ACTIVITY: Under this task are some entries; return every one of them exactly.
──────── EXERCISE MATERIAL
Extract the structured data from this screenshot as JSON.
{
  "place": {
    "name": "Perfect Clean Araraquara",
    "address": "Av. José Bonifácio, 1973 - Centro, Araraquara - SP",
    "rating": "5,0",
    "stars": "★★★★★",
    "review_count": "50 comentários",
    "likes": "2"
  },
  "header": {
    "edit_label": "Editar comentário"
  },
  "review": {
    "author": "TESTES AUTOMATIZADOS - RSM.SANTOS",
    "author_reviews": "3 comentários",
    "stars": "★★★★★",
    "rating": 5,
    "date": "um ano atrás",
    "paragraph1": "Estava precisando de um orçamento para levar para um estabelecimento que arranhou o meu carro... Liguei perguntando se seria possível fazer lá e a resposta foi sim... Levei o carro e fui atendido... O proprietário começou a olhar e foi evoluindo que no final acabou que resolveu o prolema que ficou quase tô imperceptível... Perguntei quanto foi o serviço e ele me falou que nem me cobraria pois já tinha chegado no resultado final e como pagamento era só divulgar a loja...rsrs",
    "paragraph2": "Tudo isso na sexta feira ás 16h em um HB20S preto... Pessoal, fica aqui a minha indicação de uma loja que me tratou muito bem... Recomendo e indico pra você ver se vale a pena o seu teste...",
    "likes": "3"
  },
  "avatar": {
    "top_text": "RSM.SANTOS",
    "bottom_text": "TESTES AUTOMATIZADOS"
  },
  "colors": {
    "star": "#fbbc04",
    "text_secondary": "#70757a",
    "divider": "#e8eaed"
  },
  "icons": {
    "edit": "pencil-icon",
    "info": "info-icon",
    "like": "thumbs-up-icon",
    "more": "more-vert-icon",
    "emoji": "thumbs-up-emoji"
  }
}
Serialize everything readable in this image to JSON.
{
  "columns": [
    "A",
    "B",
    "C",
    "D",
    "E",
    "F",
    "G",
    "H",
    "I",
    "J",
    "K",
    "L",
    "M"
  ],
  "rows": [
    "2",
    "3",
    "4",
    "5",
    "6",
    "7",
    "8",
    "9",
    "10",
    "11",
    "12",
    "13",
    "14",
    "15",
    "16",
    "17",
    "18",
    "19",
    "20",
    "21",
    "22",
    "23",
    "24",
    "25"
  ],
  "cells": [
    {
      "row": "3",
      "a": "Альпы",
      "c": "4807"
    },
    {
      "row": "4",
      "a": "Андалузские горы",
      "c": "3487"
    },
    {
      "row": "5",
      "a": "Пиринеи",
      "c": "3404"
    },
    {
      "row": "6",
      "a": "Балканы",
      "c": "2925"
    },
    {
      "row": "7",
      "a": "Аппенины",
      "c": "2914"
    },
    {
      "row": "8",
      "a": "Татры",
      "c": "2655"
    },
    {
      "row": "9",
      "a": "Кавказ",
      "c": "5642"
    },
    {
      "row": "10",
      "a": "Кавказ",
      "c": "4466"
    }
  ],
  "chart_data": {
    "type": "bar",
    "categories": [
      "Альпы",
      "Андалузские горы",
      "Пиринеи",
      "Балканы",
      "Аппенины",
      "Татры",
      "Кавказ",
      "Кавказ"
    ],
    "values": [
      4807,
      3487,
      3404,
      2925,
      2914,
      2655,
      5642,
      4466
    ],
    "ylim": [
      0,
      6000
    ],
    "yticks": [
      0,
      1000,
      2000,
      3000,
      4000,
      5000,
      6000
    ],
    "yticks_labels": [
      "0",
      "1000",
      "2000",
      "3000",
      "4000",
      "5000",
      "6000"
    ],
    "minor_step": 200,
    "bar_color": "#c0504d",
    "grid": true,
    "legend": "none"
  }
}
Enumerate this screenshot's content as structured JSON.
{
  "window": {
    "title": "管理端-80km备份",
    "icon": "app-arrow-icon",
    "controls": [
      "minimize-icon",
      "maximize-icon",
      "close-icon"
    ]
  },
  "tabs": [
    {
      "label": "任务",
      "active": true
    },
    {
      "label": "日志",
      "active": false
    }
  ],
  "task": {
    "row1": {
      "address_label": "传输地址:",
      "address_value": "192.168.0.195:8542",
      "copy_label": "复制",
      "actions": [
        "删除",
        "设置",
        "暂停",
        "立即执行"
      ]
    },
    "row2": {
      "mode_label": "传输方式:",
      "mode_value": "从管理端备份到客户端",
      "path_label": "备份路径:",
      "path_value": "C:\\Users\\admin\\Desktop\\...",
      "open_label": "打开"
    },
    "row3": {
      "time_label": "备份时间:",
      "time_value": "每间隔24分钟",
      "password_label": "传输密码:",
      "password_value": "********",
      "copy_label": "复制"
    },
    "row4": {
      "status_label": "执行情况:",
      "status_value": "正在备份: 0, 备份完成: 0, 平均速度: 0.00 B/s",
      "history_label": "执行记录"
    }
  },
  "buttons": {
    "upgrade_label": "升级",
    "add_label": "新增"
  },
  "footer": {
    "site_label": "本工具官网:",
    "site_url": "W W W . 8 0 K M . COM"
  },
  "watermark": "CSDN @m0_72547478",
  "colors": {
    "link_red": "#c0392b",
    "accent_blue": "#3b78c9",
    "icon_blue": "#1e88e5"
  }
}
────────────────
TASK ANSWER:
Extract the structured data from this screenshot as JSON.
{
  "place": {
    "name": "Perfect Clean Araraquara",
    "address": "Av. José Bonifácio, 1973 - Centro, Araraquara - SP",
    "rating": "5,0",
    "stars": "★★★★★",
    "review_count": "50 comentários",
    "likes": "2"
  },
  "header": {
    "edit_label": "Editar comentário"
  },
  "review": {
    "author": "TESTES AUTOMATIZADOS - RSM.SANTOS",
    "author_reviews": "3 comentários",
    "stars": "★★★★★",
    "rating": 5,
    "date": "um ano atrás",
    "paragraph1": "Estava precisando de um orçamento para levar para um estabelecimento que arranhou o meu carro... Liguei perguntando se seria possível fazer lá e a resposta foi sim... Levei o carro e fui atendido... O proprietário começou a olhar e foi evoluindo que no final acabou que resolveu o prolema que ficou quase tô imperceptível... Perguntei quanto foi o serviço e ele me falou que nem me cobraria pois já tinha chegado no resultado final e como pagamento era só divulgar a loja...rsrs",
    "paragraph2": "Tudo isso na sexta feira ás 16h em um HB20S preto... Pessoal, fica aqui a minha indicação de uma loja que me tratou muito bem... Recomendo e indico pra você ver se vale a pena o seu teste...",
    "likes": "3"
  },
  "avatar": {
    "top_text": "RSM.SANTOS",
    "bottom_text": "TESTES AUTOMATIZADOS"
  },
  "colors": {
    "star": "#fbbc04",
    "text_secondary": "#70757a",
    "divider": "#e8eaed"
  },
  "icons": {
    "edit": "pencil-icon",
    "info": "info-icon",
    "like": "thumbs-up-icon",
    "more": "more-vert-icon",
    "emoji": "thumbs-up-emoji"
  }
}
Serialize everything readable in this image to JSON.
{
  "columns": [
    "A",
    "B",
    "C",
    "D",
    "E",
    "F",
    "G",
    "H",
    "I",
    "J",
    "K",
    "L",
    "M"
  ],
  "rows": [
    "2",
    "3",
    "4",
    "5",
    "6",
    "7",
    "8",
    "9",
    "10",
    "11",
    "12",
    "13",
    "14",
    "15",
    "16",
    "17",
    "18",
    "19",
    "20",
    "21",
    "22",
    "23",
    "24",
    "25"
  ],
  "cells": [
    {
      "row": "3",
      "a": "Альпы",
      "c": "4807"
    },
    {
      "row": "4",
      "a": "Андалузские горы",
      "c": "3487"
    },
    {
      "row": "5",
      "a": "Пиринеи",
      "c": "3404"
    },
    {
      "row": "6",
      "a": "Балканы",
      "c": "2925"
    },
    {
      "row": "7",
      "a": "Аппенины",
      "c": "2914"
    },
    {
      "row": "8",
      "a": "Татры",
      "c": "2655"
    },
    {
      "row": "9",
      "a": "Кавказ",
      "c": "5642"
    },
    {
      "row": "10",
      "a": "Кавказ",
      "c": "4466"
    }
  ],
  "chart_data": {
    "type": "bar",
    "categories": [
      "Альпы",
      "Андалузские горы",
      "Пиринеи",
      "Балканы",
      "Аппенины",
      "Татры",
      "Кавказ",
      "Кавказ"
    ],
    "values": [
      4807,
      3487,
      3404,
      2925,
      2914,
      2655,
      5642,
      4466
    ],
    "ylim": [
      0,
      6000
    ],
    "yticks": [
      0,
      1000,
      2000,
      3000,
      4000,
      5000,
      6000
    ],
    "yticks_labels": [
      "0",
      "1000",
      "2000",
      "3000",
      "4000",
      "5000",
      "6000"
    ],
    "minor_step": 200,
    "bar_color": "#c0504d",
    "grid": true,
    "legend": "none"
  }
}
Enumerate this screenshot's content as structured JSON.
{
  "window": {
    "title": "管理端-80km备份",
    "icon": "app-arrow-icon",
    "controls": [
      "minimize-icon",
      "maximize-icon",
      "close-icon"
    ]
  },
  "tabs": [
    {
      "label": "任务",
      "active": true
    },
    {
      "label": "日志",
      "active": false
    }
  ],
  "task": {
    "row1": {
      "address_label": "传输地址:",
      "address_value": "192.168.0.195:8542",
      "copy_label": "复制",
      "actions": [
        "删除",
        "设置",
        "暂停",
        "立即执行"
      ]
    },
    "row2": {
      "mode_label": "传输方式:",
      "mode_value": "从管理端备份到客户端",
      "path_label": "备份路径:",
      "path_value": "C:\\Users\\admin\\Desktop\\...",
      "open_label": "打开"
    },
    "row3": {
      "time_label": "备份时间:",
      "time_value": "每间隔24分钟",
      "password_label": "传输密码:",
      "password_value": "********",
      "copy_label": "复制"
    },
    "row4": {
      "status_label": "执行情况:",
      "status_value": "正在备份: 0, 备份完成: 0, 平均速度: 0.00 B/s",
      "history_label": "执行记录"
    }
  },
  "buttons": {
    "upgrade_label": "升级",
    "add_label": "新增"
  },
  "footer": {
    "site_label": "本工具官网:",
    "site_url": "W W W . 8 0 K M . COM"
  },
  "watermark": "CSDN @m0_72547478",
  "colors": {
    "link_red": "#c0392b",
    "accent_blue": "#3b78c9",
    "icon_blue": "#1e88e5"
  }
}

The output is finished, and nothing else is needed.